“Look, they did a great job,” Quinn said of his former team. “We have to take our hats off to them because they executed a good game.”
Crennel also had nothing but praise for the Browns, who outscored the Chiefs 30-0 over the final 59:47.
When a Kansas City reporter asked “RAC” what the turning point of the game was, he deadpanned, “Well, in my mind, the second half was a turning point because we couldn’t produce on either side of the ball. That was the difference.”
Yes, Cleveland’s domination was that complete and impressive, which had to make an impression on new owner Jimmy Haslam III and CEO Joe Banner.
So should the way Cleveland has played since Randy Lerner officially sold the team Oct. 25. The Browns are 4-2 with Haslam and Banner in charge, which should give them some pause about making major changes with the franchise.
“I knew two years ago when I got here that there were going to be some tough days,” Cleveland coach Pat Shurmur admitted. “Fortunately, in the last few weeks, we’ve found a way to have some good stuff happen.
“The resiliency of our team showed up again today.”
Unfortunately, so did more reports that Banner intends to replace general manager Tom Heckert with Mike Lombardi following the season, which would also mean the end for Shurmur.
While one can debate Shurmur’s coaching and Heckert’s personnel skills, there is no question that hiring Lombardi would be a colossal mistake. His track record as an NFL executive is, at best, lousy, while his enormous ego and unwillingness to work with others are even bigger detriments.
While no Browns players would comment about Lombardi’s possible arrival, they unanimously said the status quo is working and pointed to Cleveland’s 4-1 record in its last five home games.
“There is a lot of emotion and excitement with our team, but you really can’t put it into words,” running back Trent Richardson said. “It’s kind of like what happened today, though. When you’ve got a good game plan and you call good plays, you can’t do nothing but win.
“We’ve got a young team, and all of us are out there participating and doing the right things. And the older guys, they are leading us the right way.”
Shurmur also deserves credit for never losing the locker room during the Browns’ season-opening five-game losing streak. Even when Cleveland headed into its bye at 2-7, defensive end Jabaal Sheard stood behind his coach, saying, “We might come back and win it all.”
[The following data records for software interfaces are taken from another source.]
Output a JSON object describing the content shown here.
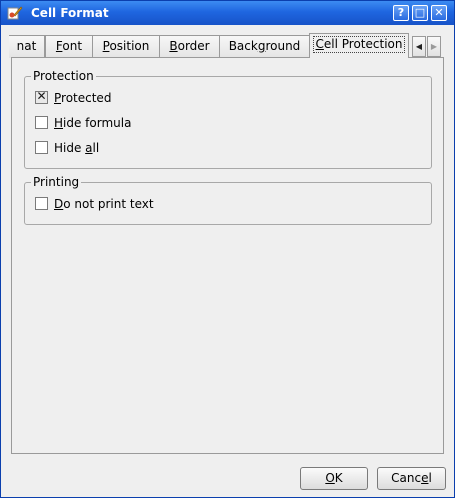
{
  "window": {
    "title": "Cell Format",
    "help_label": "?",
    "maximize_label": "□",
    "close_label": "✕",
    "icon": "app-brush-icon",
    "title_gradient": [
      "#3c8cf2",
      "#1753c8"
    ]
  },
  "tabs": [
    {
      "label": "nat",
      "mnemonic": ""
    },
    {
      "label": "Font",
      "mnemonic": "F"
    },
    {
      "label": "Position",
      "mnemonic": "P"
    },
    {
      "label": "Border",
      "mnemonic": "B"
    },
    {
      "label": "Background",
      "mnemonic": "g"
    },
    {
      "label": "Cell Protection",
      "mnemonic": "C",
      "active": true
    }
  ],
  "tab_scroll": {
    "left": "◀",
    "right": "▶"
  },
  "protection": {
    "legend": "Protection",
    "options": [
      {
        "label": "Protected",
        "checked": true
      },
      {
        "label": "Hide formula",
        "checked": false
      },
      {
        "label": "Hide all",
        "checked": false
      }
    ]
  },
  "printing": {
    "legend": "Printing",
    "options": [
      {
        "label": "Do not print text",
        "checked": false
      }
    ]
  },
  "buttons": {
    "ok": "OK",
    "cancel": "Cancel"
  },
  "check_mark": "✕"
}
Though the playoffs remain a long shot for the Browns at 5-8, no one is laughing at Sheard or Dawson anymore. There are plenty of smiles, though, as things are finally moving in the right direction in Browns Town.
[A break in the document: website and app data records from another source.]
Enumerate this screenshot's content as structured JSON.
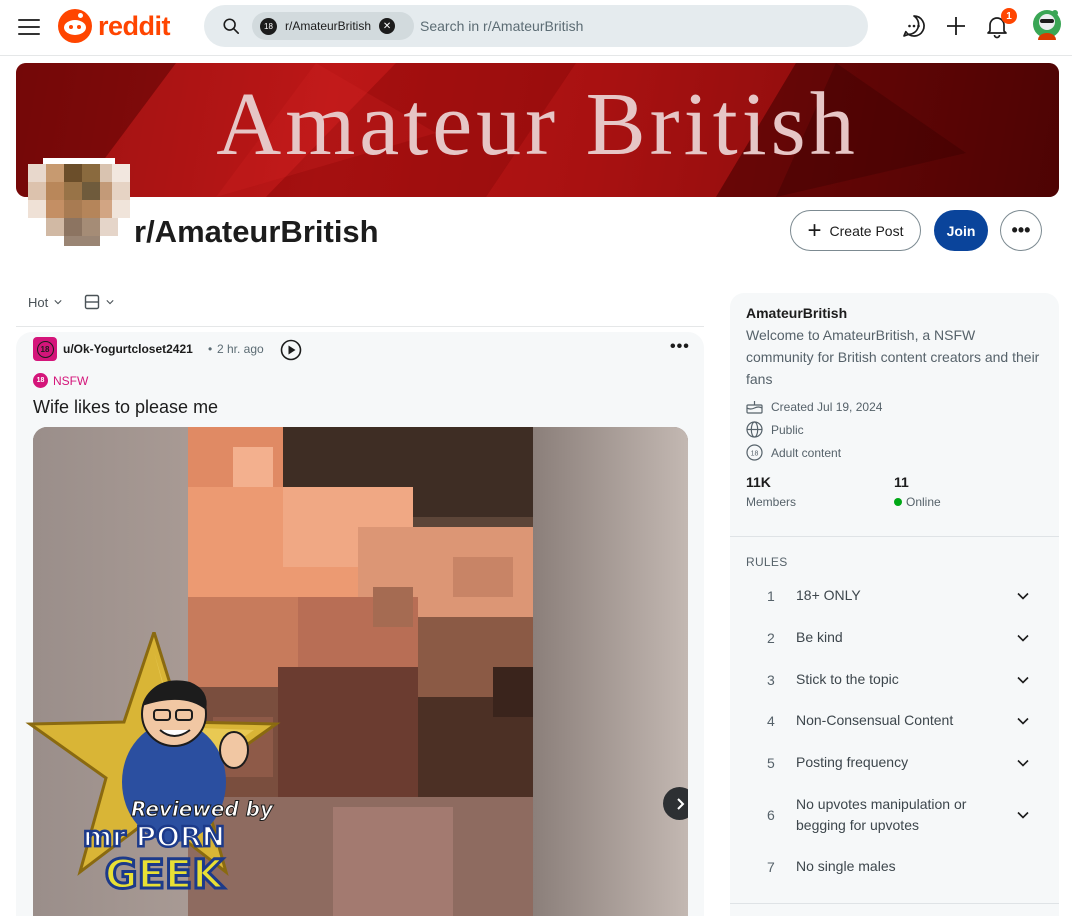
{
  "header": {
    "logo_text": "reddit",
    "search_chip": "r/AmateurBritish",
    "search_chip_badge": "18",
    "search_placeholder": "Search in r/AmateurBritish",
    "notification_count": "1"
  },
  "banner": {
    "title": "Amateur British"
  },
  "subreddit": {
    "name": "r/AmateurBritish",
    "create_post_label": "Create Post",
    "join_label": "Join",
    "more_label": "•••"
  },
  "feed": {
    "sort_label": "Hot",
    "post": {
      "avatar_badge": "18",
      "author": "u/Ok-Yogurtcloset2421",
      "separator": "•",
      "time": "2 hr. ago",
      "nsfw_badge": "18",
      "nsfw_label": "NSFW",
      "title": "Wife likes to please me",
      "menu_label": "•••"
    }
  },
  "sidebar": {
    "name": "AmateurBritish",
    "description": "Welcome to AmateurBritish, a NSFW community for British content creators and their fans",
    "created": "Created Jul 19, 2024",
    "visibility": "Public",
    "content_type": "Adult content",
    "members_value": "11K",
    "members_label": "Members",
    "online_value": "11",
    "online_label": "Online",
    "rules_heading": "RULES",
    "rules": [
      {
        "num": "1",
        "text": "18+ ONLY"
      },
      {
        "num": "2",
        "text": "Be kind"
      },
      {
        "num": "3",
        "text": "Stick to the topic"
      },
      {
        "num": "4",
        "text": "Non-Consensual Content"
      },
      {
        "num": "5",
        "text": "Posting frequency"
      },
      {
        "num": "6",
        "text": "No upvotes manipulation or begging for upvotes"
      },
      {
        "num": "7",
        "text": "No single males"
      }
    ]
  },
  "watermark": {
    "line1": "Reviewed by",
    "line2": "mr PORN",
    "line3": "GEEK"
  },
  "colors": {
    "brand": "#ff4500",
    "join_button": "#0a449b",
    "nsfw": "#d4157a",
    "online": "#01a816",
    "banner": "#a30f0f"
  }
}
“Everyone, including our families back home, worry when we don’t win, but that’s not the case anymore,” Sheard said. “Guys just have to keep doing what we’ve been doing lately because our coaches have been with us the whole way. The crowd has, too.
“We’re going to keep taking it one game at a time, but we know we’re changing things around and it’s great.”
Contact Brian Dulik at email@example.com.